Finally, Plaintiffs have added facts occurring after the filing of the original complaint to bolster their allegation that the Defendants have engaged in a campaign of concealment and non-disclosure (Proposed Amend. Compl. pp. 28-33). This is a permissible reason for allowing Plaintiffs to supplement their complaint. See Fed. R. Civ. P. 15(d).
The Court finds that Plaintiffs have met their burden to show that they have good cause for allowing amendment after the scheduling deadline. However, the Plaintiffs must still sustain their burden under 15(a) to show absence of undue delay, bad faith, dilatory motive, prejudice, or futility. Foman, 371 U.S. at 182; Perrian v. O'Grady, 958 F.2d 192, 193-94 (7th Cir.1992).
As described above, the delay in seeking leave to amend did not result from the Plaintiffs' own conduct, so it cannot be found to be "undue." There is also no evidence of bad faith or dilatory motive. Moreover, the Defendants will not be prejudiced by amendment. Indeed, the Defendants do not challenge the Plaintiffs' arguments in this regard. Dispositive motions are not due in the action until April 23, 2008, and a trial is not scheduled in this matter until August 2008. In addition, the case is currently stayed pending a determination of class certification. Thus, there is adequate time for additional discovery, to the extent it is necessary, and for preparation of dispositive motions and trial.

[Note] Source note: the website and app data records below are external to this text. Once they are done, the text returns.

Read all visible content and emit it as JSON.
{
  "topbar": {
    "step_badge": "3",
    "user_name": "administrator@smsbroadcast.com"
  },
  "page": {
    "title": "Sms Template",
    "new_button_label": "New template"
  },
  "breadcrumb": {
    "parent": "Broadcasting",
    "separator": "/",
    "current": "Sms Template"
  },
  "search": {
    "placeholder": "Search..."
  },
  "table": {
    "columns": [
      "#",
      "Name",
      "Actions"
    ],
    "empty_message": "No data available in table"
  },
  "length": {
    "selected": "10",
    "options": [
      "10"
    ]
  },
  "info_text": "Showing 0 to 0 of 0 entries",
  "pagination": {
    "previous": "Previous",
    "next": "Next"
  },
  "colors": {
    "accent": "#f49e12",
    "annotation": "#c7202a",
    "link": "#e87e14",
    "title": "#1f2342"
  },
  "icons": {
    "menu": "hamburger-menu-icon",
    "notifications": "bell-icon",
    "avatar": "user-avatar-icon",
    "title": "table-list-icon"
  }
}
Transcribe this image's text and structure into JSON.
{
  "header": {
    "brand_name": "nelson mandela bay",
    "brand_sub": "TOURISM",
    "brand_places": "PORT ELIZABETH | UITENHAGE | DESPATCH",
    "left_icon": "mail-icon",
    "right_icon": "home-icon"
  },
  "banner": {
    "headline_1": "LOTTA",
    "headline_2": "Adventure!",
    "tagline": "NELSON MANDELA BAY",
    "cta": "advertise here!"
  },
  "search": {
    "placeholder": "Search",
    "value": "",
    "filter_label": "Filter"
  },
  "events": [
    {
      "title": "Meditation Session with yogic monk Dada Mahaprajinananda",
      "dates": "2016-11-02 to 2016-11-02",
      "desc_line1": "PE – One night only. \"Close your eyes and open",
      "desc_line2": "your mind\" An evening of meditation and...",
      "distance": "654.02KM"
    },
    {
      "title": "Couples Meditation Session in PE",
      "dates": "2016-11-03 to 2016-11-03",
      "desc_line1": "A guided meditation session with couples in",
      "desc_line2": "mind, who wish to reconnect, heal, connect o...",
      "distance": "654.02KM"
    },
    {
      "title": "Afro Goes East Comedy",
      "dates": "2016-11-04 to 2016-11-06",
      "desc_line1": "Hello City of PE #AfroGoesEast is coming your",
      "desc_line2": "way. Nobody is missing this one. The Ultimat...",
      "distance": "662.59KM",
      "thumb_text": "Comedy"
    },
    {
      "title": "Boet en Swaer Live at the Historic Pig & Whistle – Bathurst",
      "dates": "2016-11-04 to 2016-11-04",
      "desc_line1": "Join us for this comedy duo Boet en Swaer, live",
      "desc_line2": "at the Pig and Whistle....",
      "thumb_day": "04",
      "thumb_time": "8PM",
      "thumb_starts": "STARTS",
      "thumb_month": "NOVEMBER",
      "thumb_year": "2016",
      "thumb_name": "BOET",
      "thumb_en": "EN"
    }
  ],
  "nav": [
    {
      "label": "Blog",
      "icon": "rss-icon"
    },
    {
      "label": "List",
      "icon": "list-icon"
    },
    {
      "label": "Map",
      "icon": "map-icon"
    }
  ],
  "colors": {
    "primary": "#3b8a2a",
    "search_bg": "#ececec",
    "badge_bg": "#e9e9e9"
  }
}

Based on all the foregoing, the Court finds that Plaintiffs have shown good cause to modify the scheduling order to allow amendment of the complaint to add the EBIC as a defendant and the additional claims. Furthermore, the Court finds that Defendants will not be prejudiced by the proposed amendments at this point in the litigation. Accordingly, the Plaintiffs' Motion to Amend the Complaint (Doc. 79) is GRANTED.
IT IS SO ORDERED.